Comb through the entries for "created" and pull out each line that holds it.

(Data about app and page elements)
------------------------------------------------------------------------

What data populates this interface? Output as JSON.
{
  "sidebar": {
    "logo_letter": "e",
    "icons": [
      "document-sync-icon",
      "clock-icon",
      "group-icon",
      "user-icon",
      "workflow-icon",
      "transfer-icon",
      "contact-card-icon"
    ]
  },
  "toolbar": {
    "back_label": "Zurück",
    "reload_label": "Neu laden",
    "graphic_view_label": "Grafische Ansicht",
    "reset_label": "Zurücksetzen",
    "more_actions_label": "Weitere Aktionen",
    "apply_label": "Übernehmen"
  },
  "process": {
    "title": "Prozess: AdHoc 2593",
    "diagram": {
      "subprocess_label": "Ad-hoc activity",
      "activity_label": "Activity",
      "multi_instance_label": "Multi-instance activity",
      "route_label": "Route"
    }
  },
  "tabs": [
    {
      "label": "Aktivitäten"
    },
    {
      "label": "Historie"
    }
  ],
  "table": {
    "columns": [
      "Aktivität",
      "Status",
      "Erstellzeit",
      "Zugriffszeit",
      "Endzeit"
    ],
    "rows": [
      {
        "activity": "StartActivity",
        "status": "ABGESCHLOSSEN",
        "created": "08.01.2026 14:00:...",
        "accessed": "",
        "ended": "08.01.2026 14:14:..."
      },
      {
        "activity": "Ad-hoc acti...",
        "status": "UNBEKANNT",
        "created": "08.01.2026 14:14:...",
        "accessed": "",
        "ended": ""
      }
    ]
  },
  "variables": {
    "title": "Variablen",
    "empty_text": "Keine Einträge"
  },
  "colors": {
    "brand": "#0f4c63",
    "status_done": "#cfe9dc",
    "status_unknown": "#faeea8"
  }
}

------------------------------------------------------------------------

* _Final answer_
        "created": "08.01.2026 14:00:...",
        "created": "08.01.2026 14:14:...",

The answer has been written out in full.